Meant that
We could stand
free
together
as one
at that holy mountain!

So powerful
So awe-inspiring was the moment
That the Torah says
We could see the thunder.

And in that moment,
we heard God’s call.

Tradition says
All of us were there.

Do you remember
The feeling
Of standing
With your people
And with God
As we received revelation?

Farmers know
That around the time of
The end of
The counting of the omer

The grain is ready to be harvested
The wheat separated from the chaff
And milled into flour

All the waiting
And the anxiety
And the hardships
They endured
Mean that
they
and we
all can enjoy a great bounty

Perhaps,
Just perhaps,
we appreciate it more
For having gone through
The narrow places
The drought
And the flood
And the Sea
And the hot sun
And the loneliness
And the depravation

So what is the revelation in this moment?
What is our harvest, our take away
from this unprecedented time?

What is the bounty of this moment
Despite the hardships
Despite the mourning
Despite the uncertainty?

What new purpose
will you derive from this time?

What new purpose will
Our city
Our nation
Our world
glean
from this period of time?

Perhaps it is too soon to say.

But I can’t help myself.
I know what I hope will emerge:

That we will appreciate
our essential workers
when this is all behind us
and give them a parade
In the Canyon of Heroes

And then
that we will appreciate them
after that
Even when the ticker tape
Has been swept up

I anticipate
a new sense of purpose, my friends.

A deeper sense
that we are all interconnected

A deeper sense
of the fragility of this world

A deeper sense
of our obligation,

(Stated first in the
Book of Genesis

But then perhaps forgotten
the moment we were expelled
from the Garden)

To tend this earth
To care for it
As if it were the only one we had.

I pray that
In a time of new purpose

We will see our own privilege

That we will appreciate
Both how hard this moment was
For our community
And commit ourselves
to looking out for our own
Even more intentionally

And, too, that we will appreciate
How hard it was,
One might say much harder
for so many of our
black and brown neighbors

I pray that
From this moment
We will commit ourselves
Ever more
To loving our neighbors
Like we love ourselves

I anticipate a new sense of purpose
As we resolve to
Ensure high quality
medical care for all

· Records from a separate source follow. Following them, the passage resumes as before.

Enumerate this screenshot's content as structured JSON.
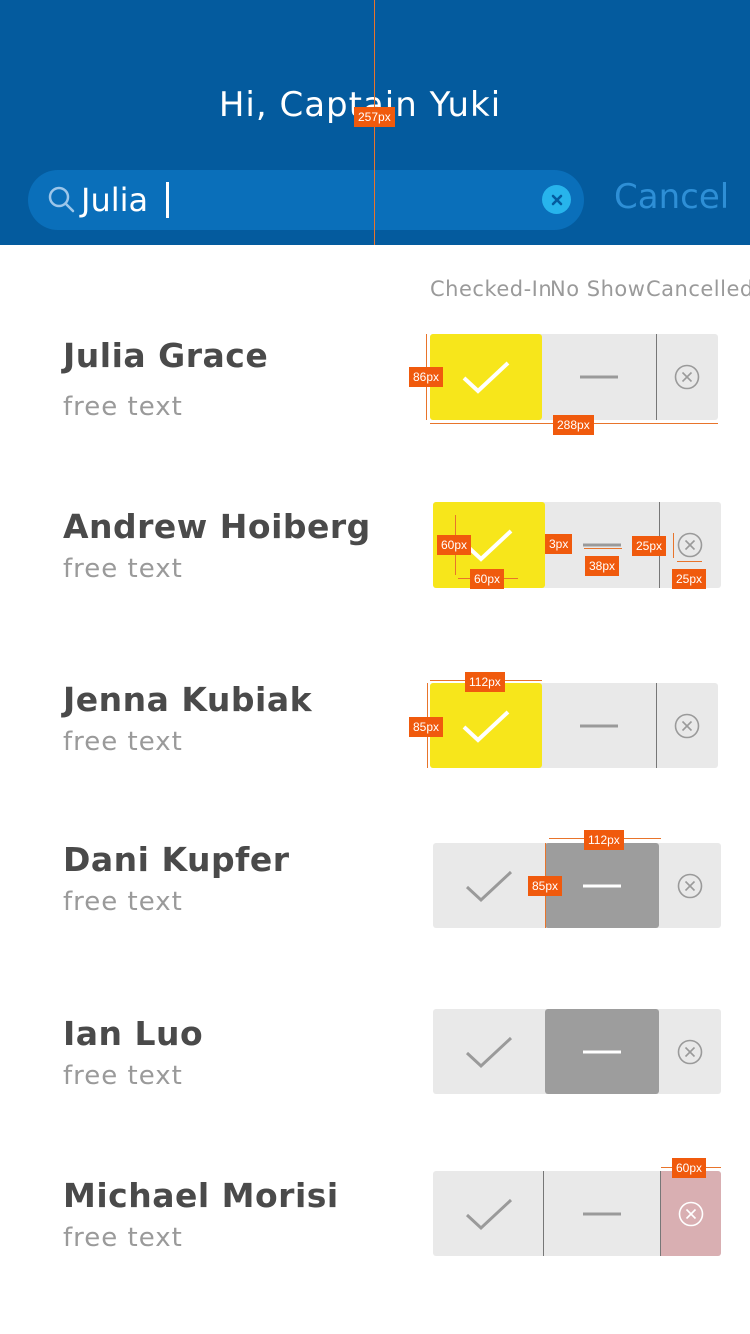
{
  "header": {
    "greeting": "Hi, Captain Yuki",
    "search": {
      "value": "Julia",
      "icon": "search-icon",
      "clear_icon": "close-icon"
    },
    "cancel_label": "Cancel"
  },
  "columns": {
    "checked_in": "Checked-In",
    "no_show": "No Show",
    "cancelled": "Cancelled"
  },
  "guests": [
    {
      "name": "Julia Grace",
      "note": "free text",
      "status": "checked-in"
    },
    {
      "name": "Andrew Hoiberg",
      "note": "free text",
      "status": "checked-in"
    },
    {
      "name": "Jenna Kubiak",
      "note": "free text",
      "status": "checked-in"
    },
    {
      "name": "Dani Kupfer",
      "note": "free text",
      "status": "no-show"
    },
    {
      "name": "Ian Luo",
      "note": "free text",
      "status": "no-show"
    },
    {
      "name": "Michael Morisi",
      "note": "free text",
      "status": "cancelled"
    }
  ],
  "colors": {
    "header_bg": "#045b9e",
    "search_bg": "#0a6fba",
    "checked_in": "#f7e61b",
    "no_show": "#9d9d9d",
    "cancelled": "#d9afb2",
    "annotation": "#f05a0d"
  },
  "annotations": {
    "a1": "257px",
    "a2": "86px",
    "a3": "288px",
    "a4": "60px",
    "a5": "60px",
    "a6": "3px",
    "a7": "38px",
    "a8": "25px",
    "a9": "25px",
    "a10": "112px",
    "a11": "85px",
    "a12": "112px",
    "a13": "85px",
    "a14": "60px"
  }
}
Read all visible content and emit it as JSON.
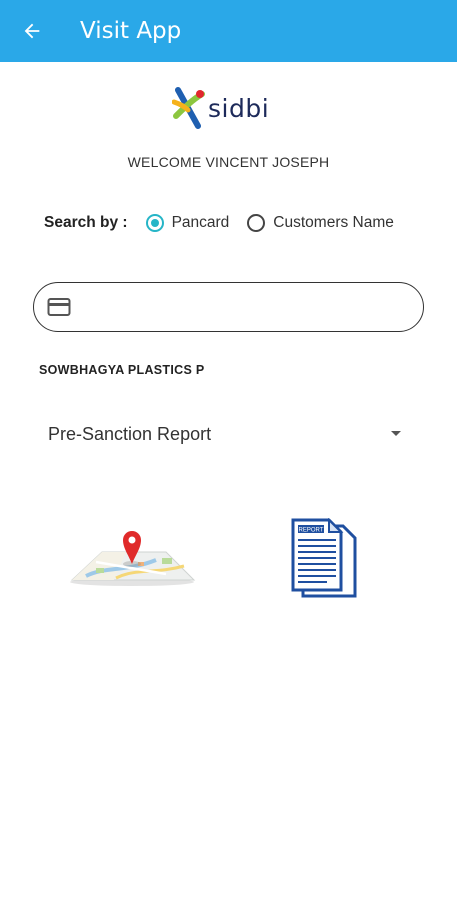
{
  "appbar": {
    "title": "Visit App",
    "back_icon": "arrow-left-icon",
    "background_color": "#2aa8e8"
  },
  "logo": {
    "text": "sidbi"
  },
  "welcome_text": "WELCOME VINCENT JOSEPH",
  "search_by": {
    "label": "Search by :",
    "options": [
      {
        "label": "Pancard",
        "selected": true
      },
      {
        "label": "Customers Name",
        "selected": false
      }
    ],
    "accent_color": "#26b5c7"
  },
  "search_field": {
    "icon": "credit-card-icon",
    "value": "",
    "placeholder": ""
  },
  "company_name": "SOWBHAGYA PLASTICS P",
  "report_type": {
    "selected": "Pre-Sanction Report"
  },
  "actions": {
    "map_icon": "map-pin-icon",
    "report_icon": "report-document-icon",
    "report_label": "REPORT"
  }
}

And ensure high quality
mental health care for all

And reproductive justice for all
And food justice for all
And immigration justice for all
And criminal justice reform for all

I see us resolving
to reduce gun violence
After the spike we’ve seen recently
in gun purchases

As we resolve to count every person
Living in our nation
In the 2020 census

As we resolve to do civic engagement
To ensure the right to vote
for every citizen of this nation.

And to ask hard questions
About the visions of all those
who would seek to be our leaders
in 2020 and beyond

And as we resolve
To realize our goal
of building a more just
and compassionate world.

Friends, we stand,
As the musical
“Come From Away”
Says so beautifully
On the edge of a moment.

Counting
the days behind us
Not knowing
the number of days ahead

Mourning what we’ve lost
Forever and just for now

And then
Even now
Let us begin to anticipate
What “after”
might look like

Let us imagine
acting instead of being acted upon
Taking from the lessons we’ve enumerated
And the losses we’ve mourned

That we might make each day count.

For us,
for our families,
for our congregation
And for our world.